* **DIRECTIONS FOR THIS TASK**
The copy has to match the records word for word and include no pictures.

┌─ SOURCE INFORMATION

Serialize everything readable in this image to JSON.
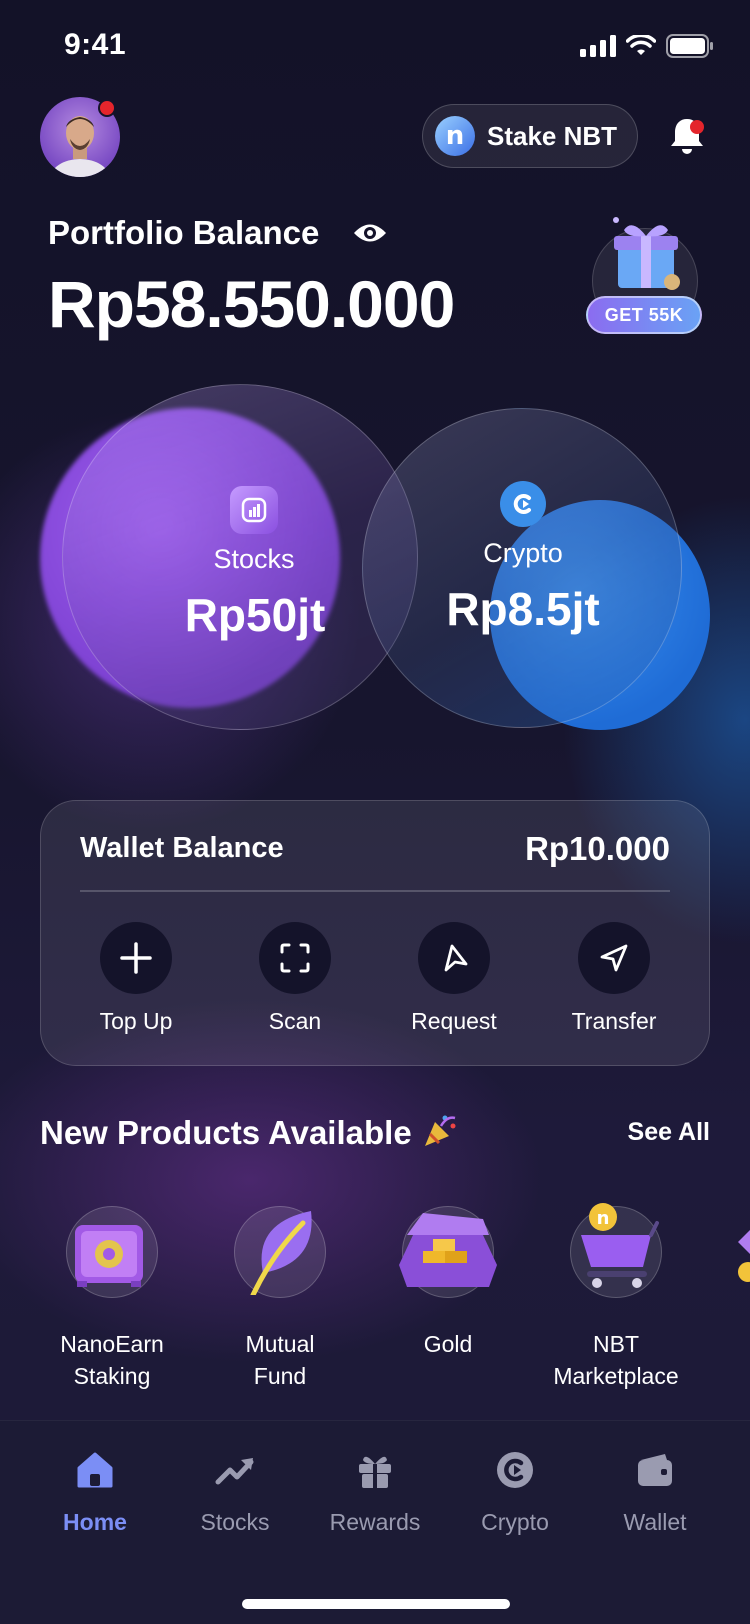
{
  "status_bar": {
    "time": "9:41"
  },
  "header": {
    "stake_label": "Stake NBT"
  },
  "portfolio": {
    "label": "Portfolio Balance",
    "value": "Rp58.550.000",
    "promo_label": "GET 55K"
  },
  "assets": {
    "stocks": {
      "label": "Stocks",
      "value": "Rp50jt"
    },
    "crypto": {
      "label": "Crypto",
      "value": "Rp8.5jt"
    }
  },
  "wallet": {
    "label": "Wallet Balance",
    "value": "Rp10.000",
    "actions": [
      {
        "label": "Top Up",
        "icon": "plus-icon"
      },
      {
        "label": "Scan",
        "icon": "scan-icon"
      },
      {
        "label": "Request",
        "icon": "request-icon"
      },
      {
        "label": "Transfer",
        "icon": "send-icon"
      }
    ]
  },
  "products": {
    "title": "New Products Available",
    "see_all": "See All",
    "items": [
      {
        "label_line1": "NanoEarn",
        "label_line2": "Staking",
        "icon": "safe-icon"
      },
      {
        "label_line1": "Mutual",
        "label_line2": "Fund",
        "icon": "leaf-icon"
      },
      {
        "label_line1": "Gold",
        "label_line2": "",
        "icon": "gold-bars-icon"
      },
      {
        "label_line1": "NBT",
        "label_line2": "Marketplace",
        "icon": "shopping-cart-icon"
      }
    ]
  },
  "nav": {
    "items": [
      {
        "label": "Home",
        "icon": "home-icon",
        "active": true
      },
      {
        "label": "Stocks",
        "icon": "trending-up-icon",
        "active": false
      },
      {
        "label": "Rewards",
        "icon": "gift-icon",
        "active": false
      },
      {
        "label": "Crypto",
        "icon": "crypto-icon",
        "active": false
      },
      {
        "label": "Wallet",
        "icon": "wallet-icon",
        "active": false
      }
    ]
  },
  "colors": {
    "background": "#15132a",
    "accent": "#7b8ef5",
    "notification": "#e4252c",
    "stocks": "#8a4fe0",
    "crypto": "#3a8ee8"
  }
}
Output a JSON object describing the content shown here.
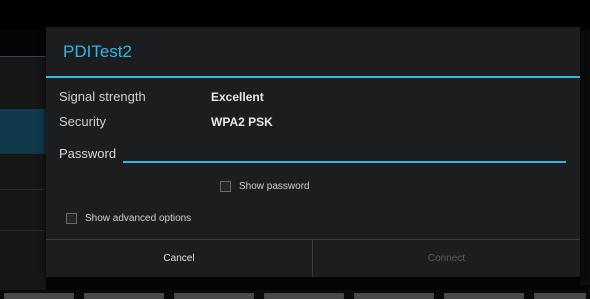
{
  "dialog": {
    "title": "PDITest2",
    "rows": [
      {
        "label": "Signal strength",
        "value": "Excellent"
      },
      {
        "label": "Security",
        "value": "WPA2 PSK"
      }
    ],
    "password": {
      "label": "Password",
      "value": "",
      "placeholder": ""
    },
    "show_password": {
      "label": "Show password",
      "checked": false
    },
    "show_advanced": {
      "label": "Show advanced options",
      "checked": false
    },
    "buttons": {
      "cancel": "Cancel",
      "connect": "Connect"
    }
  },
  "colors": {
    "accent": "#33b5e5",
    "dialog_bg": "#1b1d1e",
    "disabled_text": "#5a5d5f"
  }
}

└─

* **ANSWER BOX**
Serialize everything readable in this image to JSON.
{
  "status_bar": {
    "time": "9:41"
  },
  "header": {
    "stake_label": "Stake NBT"
  },
  "portfolio": {
    "label": "Portfolio Balance",
    "value": "Rp58.550.000",
    "promo_label": "GET 55K"
  },
  "assets": {
    "stocks": {
      "label": "Stocks",
      "value": "Rp50jt"
    },
    "crypto": {
      "label": "Crypto",
      "value": "Rp8.5jt"
    }
  },
  "wallet": {
    "label": "Wallet Balance",
    "value": "Rp10.000",
    "actions": [
      {
        "label": "Top Up",
        "icon": "plus-icon"
      },
      {
        "label": "Scan",
        "icon": "scan-icon"
      },
      {
        "label": "Request",
        "icon": "request-icon"
      },
      {
        "label": "Transfer",
        "icon": "send-icon"
      }
    ]
  },
  "products": {
    "title": "New Products Available",
    "see_all": "See All",
    "items": [
      {
        "label_line1": "NanoEarn",
        "label_line2": "Staking",
        "icon": "safe-icon"
      },
      {
        "label_line1": "Mutual",
        "label_line2": "Fund",
        "icon": "leaf-icon"
      },
      {
        "label_line1": "Gold",
        "label_line2": "",
        "icon": "gold-bars-icon"
      },
      {
        "label_line1": "NBT",
        "label_line2": "Marketplace",
        "icon": "shopping-cart-icon"
      }
    ]
  },
  "nav": {
    "items": [
      {
        "label": "Home",
        "icon": "home-icon",
        "active": true
      },
      {
        "label": "Stocks",
        "icon": "trending-up-icon",
        "active": false
      },
      {
        "label": "Rewards",
        "icon": "gift-icon",
        "active": false
      },
      {
        "label": "Crypto",
        "icon": "crypto-icon",
        "active": false
      },
      {
        "label": "Wallet",
        "icon": "wallet-icon",
        "active": false
      }
    ]
  },
  "colors": {
    "background": "#15132a",
    "accent": "#7b8ef5",
    "notification": "#e4252c",
    "stocks": "#8a4fe0",
    "crypto": "#3a8ee8"
  }
}
Output a JSON object describing the content shown here.
{
  "dialog": {
    "title": "PDITest2",
    "rows": [
      {
        "label": "Signal strength",
        "value": "Excellent"
      },
      {
        "label": "Security",
        "value": "WPA2 PSK"
      }
    ],
    "password": {
      "label": "Password",
      "value": "",
      "placeholder": ""
    },
    "show_password": {
      "label": "Show password",
      "checked": false
    },
    "show_advanced": {
      "label": "Show advanced options",
      "checked": false
    },
    "buttons": {
      "cancel": "Cancel",
      "connect": "Connect"
    }
  },
  "colors": {
    "accent": "#33b5e5",
    "dialog_bg": "#1b1d1e",
    "disabled_text": "#5a5d5f"
  }
}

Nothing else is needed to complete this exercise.